Most of our sources pertain to people who were living in the Prairie Provinces in 1900 or earlier. The collection consists of a database of 65,434 records of persons who were Métis ancestors.
1860 The Crown Lands Department took over responsibility for Indian Affairs from the Imperial Government. 1880 A separate Department of Indian Affairs was established 1936 Indian Affairs became a branch of the Department of Mines 1939 The Supreme Court of Canada ruled that the tern “Indians”, as used in the British North America Act, included Inuit inhabitants of Quebec.
(A later ruling extended the BNA Act provision for Indians to all Inuit throughout Canada) 1950 The Department of Citizenship and Immigration assumed responsibility for Indian Affairs. 1969 The government's “white paper” aroused controversy and was rejected by the Indian people.
Join the Facebook or Skype Canada First Nations Genealogy Research Community! A list of Annual Reports 1864-1990, including Canadian government agencies responsible for Indian affairs over the years, can be found at Library and Archives Canada A reference work that provides a history of the major Indian tribes of Canada is: Jennets, Diamond.
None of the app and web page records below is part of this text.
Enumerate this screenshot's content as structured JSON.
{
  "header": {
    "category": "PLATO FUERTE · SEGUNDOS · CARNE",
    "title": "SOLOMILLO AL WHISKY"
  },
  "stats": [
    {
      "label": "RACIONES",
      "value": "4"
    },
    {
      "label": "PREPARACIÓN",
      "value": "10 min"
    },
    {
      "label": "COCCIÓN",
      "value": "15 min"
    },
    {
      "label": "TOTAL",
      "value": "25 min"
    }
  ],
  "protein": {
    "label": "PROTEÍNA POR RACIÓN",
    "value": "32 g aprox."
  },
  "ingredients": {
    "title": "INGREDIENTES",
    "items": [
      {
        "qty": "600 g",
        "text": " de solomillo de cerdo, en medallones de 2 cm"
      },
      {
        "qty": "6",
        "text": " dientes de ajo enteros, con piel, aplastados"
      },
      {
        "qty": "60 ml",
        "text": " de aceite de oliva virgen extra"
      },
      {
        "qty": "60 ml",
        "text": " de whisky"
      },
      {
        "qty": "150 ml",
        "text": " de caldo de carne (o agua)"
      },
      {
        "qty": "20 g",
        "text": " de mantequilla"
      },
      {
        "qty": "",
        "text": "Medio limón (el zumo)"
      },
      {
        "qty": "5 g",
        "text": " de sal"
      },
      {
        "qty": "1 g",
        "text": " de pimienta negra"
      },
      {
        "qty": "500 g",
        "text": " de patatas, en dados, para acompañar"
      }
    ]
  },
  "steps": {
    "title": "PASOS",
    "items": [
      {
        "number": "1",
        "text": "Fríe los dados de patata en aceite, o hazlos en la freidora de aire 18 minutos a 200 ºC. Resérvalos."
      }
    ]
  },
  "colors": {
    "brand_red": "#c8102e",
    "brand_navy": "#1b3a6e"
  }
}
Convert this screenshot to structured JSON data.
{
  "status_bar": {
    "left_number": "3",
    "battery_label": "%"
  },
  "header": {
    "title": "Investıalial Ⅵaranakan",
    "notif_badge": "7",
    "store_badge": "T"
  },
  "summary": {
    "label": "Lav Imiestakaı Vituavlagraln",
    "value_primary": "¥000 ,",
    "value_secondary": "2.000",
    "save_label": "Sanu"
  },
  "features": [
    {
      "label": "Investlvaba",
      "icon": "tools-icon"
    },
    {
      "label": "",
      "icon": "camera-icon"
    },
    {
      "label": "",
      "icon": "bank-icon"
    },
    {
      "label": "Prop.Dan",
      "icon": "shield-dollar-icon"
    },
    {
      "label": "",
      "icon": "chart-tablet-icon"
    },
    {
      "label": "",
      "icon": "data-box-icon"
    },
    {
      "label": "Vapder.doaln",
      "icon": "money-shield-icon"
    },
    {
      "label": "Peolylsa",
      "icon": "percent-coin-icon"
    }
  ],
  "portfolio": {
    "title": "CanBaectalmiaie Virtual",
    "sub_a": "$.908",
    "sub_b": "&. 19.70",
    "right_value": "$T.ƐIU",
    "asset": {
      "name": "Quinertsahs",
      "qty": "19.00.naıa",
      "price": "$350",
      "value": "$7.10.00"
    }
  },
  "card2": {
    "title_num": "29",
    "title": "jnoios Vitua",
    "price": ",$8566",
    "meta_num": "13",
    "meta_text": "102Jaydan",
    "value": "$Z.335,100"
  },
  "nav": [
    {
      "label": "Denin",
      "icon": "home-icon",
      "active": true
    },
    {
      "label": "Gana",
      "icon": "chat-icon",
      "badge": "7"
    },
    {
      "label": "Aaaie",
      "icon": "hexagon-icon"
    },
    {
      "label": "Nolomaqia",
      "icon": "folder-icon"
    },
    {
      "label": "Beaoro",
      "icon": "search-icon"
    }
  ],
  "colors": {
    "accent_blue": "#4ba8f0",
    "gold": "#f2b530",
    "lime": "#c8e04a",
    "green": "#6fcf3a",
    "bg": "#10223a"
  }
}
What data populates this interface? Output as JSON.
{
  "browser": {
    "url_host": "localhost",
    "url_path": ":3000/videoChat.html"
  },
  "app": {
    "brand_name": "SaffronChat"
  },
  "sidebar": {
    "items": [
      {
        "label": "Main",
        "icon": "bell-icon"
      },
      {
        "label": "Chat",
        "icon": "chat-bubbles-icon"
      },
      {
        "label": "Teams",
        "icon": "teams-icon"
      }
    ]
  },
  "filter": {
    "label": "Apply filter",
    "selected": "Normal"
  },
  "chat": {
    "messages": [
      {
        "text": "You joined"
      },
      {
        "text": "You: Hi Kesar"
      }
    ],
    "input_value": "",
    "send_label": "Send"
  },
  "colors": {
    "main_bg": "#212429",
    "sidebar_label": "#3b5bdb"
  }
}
FamilySearch Catalog book 970.1 J435i (no film) Golden, Cadwallander. The History of the Five Indian Nations of Canada Which are Dependent on the Province of New York, and are a barrier between the English and French in that Part of the World.
OHL book 970.1 C673h two volumes Wildcat Department of Indian Affairs and Northern Development. OHL book 970.1 L516n Wildcat Contour, Enos T. The Feathered U.F.L's (United Empire Loyalist): An Account of the Life and Times of Certain Canadian Native People.
Book 970.1 M768f Wildcat Administrative records of Aboriginal people from 1872 to the 1950s from Department of Indian and Northern Affairs Currently , volumes 1855 to 2151 in the Red Series are available in digital format; these volumes were scanned in black and white from microfilm reels C-11103 to C-11169. There are textual records for all the volumes that were not digitized this year, which can also be searched in this database.
Published by Authority of the Honorable Mark Margin, Secretary of State for External Affairs, Government of Canada,1980. Wildcat The Micmac Indians of Restigouche: History and Contemporary Description.
Of the Secretary of State], 1966 Wildcat Indians of Quebec and Maritime Provinces. OHL Collection Wildcat Indians of Yukon and Northwest Territories.